Veterinary Medicine General Information

Veterinary medicine encompasses a very diverse professional field. Although traditionally associated with treating and preventing animal disease, veterinarians are also directly involved in protecting public health. The veterinary field has become very specialized, with most veterinarians choosing to concentrate in areas such as small animal, large animal, food animal, or exotic animal species.

Following completion of pre-veterinary studies, veterinary school is a standard 4-year curriculum.  Veterinarians may go directly into practice after veterinary school; internships and residencies are available but not required.

For those who want to become clinical specialists, internships and residencies are available at larger referral centers. Veterinary medical specialties exist in areas such as internal medicine, surgery, ophthalmology, anesthesiology, dentistry, dermatology, theriogenology (reproduction), radiology, toxicology, emergency/critical care, and zoological medicine, to name a few. Specialty boards grant board certification to candidates who successfully complete residencies and pass specialty board examinations.
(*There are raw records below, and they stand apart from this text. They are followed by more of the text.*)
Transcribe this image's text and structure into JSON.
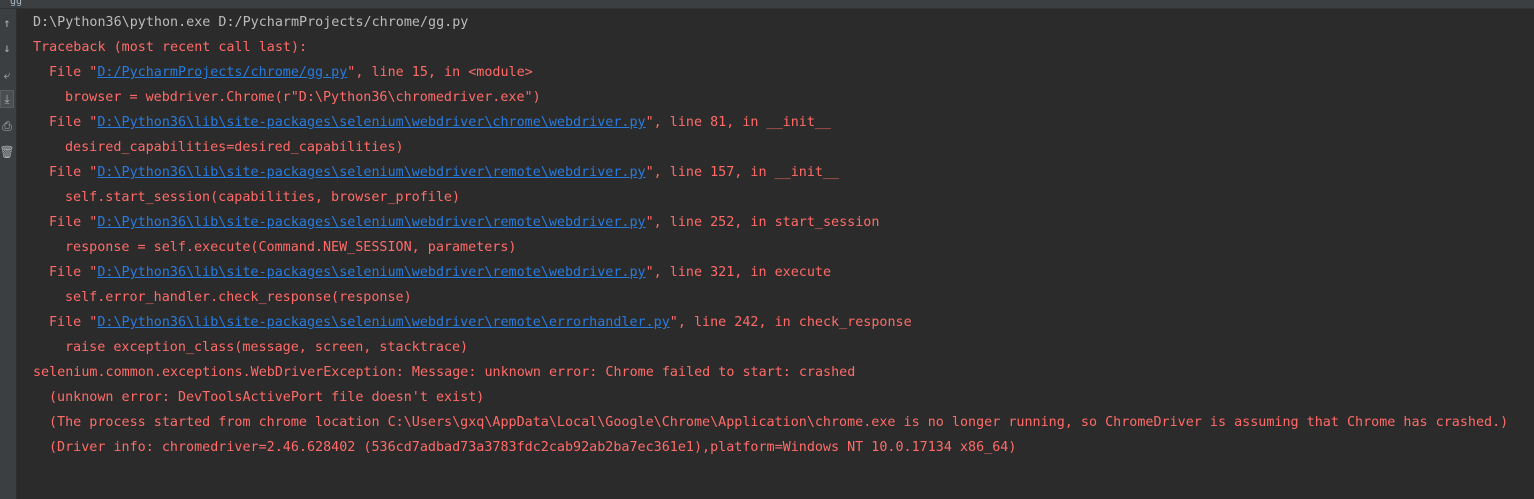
{
  "window": {
    "tab_label": "gg"
  },
  "toolbar": {
    "buttons": [
      {
        "name": "up-arrow-icon",
        "glyph": "↑"
      },
      {
        "name": "down-arrow-icon",
        "glyph": "↓"
      },
      {
        "name": "soft-wrap-icon",
        "glyph": "⤶"
      },
      {
        "name": "scroll-to-end-icon",
        "glyph": "⤓"
      },
      {
        "name": "print-icon",
        "glyph": "⎙"
      },
      {
        "name": "trash-icon",
        "glyph": "🗑"
      }
    ]
  },
  "console": {
    "colors": {
      "error": "#ff6b68",
      "command": "#bbbbbb",
      "link": "#287bde",
      "background": "#2b2b2b"
    },
    "lines": [
      {
        "type": "command",
        "indent": 0,
        "text": "D:\\Python36\\python.exe D:/PycharmProjects/chrome/gg.py"
      },
      {
        "type": "error",
        "indent": 0,
        "text": "Traceback (most recent call last):"
      },
      {
        "type": "frame",
        "indent": 2,
        "pre": "File \"",
        "link": "D:/PycharmProjects/chrome/gg.py",
        "post": "\", line 15, in <module>"
      },
      {
        "type": "error",
        "indent": 4,
        "text": "browser = webdriver.Chrome(r\"D:\\Python36\\chromedriver.exe\")"
      },
      {
        "type": "frame",
        "indent": 2,
        "pre": "File \"",
        "link": "D:\\Python36\\lib\\site-packages\\selenium\\webdriver\\chrome\\webdriver.py",
        "post": "\", line 81, in __init__"
      },
      {
        "type": "error",
        "indent": 4,
        "text": "desired_capabilities=desired_capabilities)"
      },
      {
        "type": "frame",
        "indent": 2,
        "pre": "File \"",
        "link": "D:\\Python36\\lib\\site-packages\\selenium\\webdriver\\remote\\webdriver.py",
        "post": "\", line 157, in __init__"
      },
      {
        "type": "error",
        "indent": 4,
        "text": "self.start_session(capabilities, browser_profile)"
      },
      {
        "type": "frame",
        "indent": 2,
        "pre": "File \"",
        "link": "D:\\Python36\\lib\\site-packages\\selenium\\webdriver\\remote\\webdriver.py",
        "post": "\", line 252, in start_session"
      },
      {
        "type": "error",
        "indent": 4,
        "text": "response = self.execute(Command.NEW_SESSION, parameters)"
      },
      {
        "type": "frame",
        "indent": 2,
        "pre": "File \"",
        "link": "D:\\Python36\\lib\\site-packages\\selenium\\webdriver\\remote\\webdriver.py",
        "post": "\", line 321, in execute"
      },
      {
        "type": "error",
        "indent": 4,
        "text": "self.error_handler.check_response(response)"
      },
      {
        "type": "frame",
        "indent": 2,
        "pre": "File \"",
        "link": "D:\\Python36\\lib\\site-packages\\selenium\\webdriver\\remote\\errorhandler.py",
        "post": "\", line 242, in check_response"
      },
      {
        "type": "error",
        "indent": 4,
        "text": "raise exception_class(message, screen, stacktrace)"
      },
      {
        "type": "error",
        "indent": 0,
        "text": "selenium.common.exceptions.WebDriverException: Message: unknown error: Chrome failed to start: crashed"
      },
      {
        "type": "error",
        "indent": 2,
        "text": "(unknown error: DevToolsActivePort file doesn't exist)"
      },
      {
        "type": "error",
        "indent": 2,
        "text": "(The process started from chrome location C:\\Users\\gxq\\AppData\\Local\\Google\\Chrome\\Application\\chrome.exe is no longer running, so ChromeDriver is assuming that Chrome has crashed.)"
      },
      {
        "type": "error",
        "indent": 2,
        "text": "(Driver info: chromedriver=2.46.628402 (536cd7adbad73a3783fdc2cab92ab2ba7ec361e1),platform=Windows NT 10.0.17134 x86_64)"
      }
    ]
  }
}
Opportunities also exist to enter private industry (especially nutrition and pharmaceuticals), food safety, public health/epidemiology, disaster preparedness, government, and military service.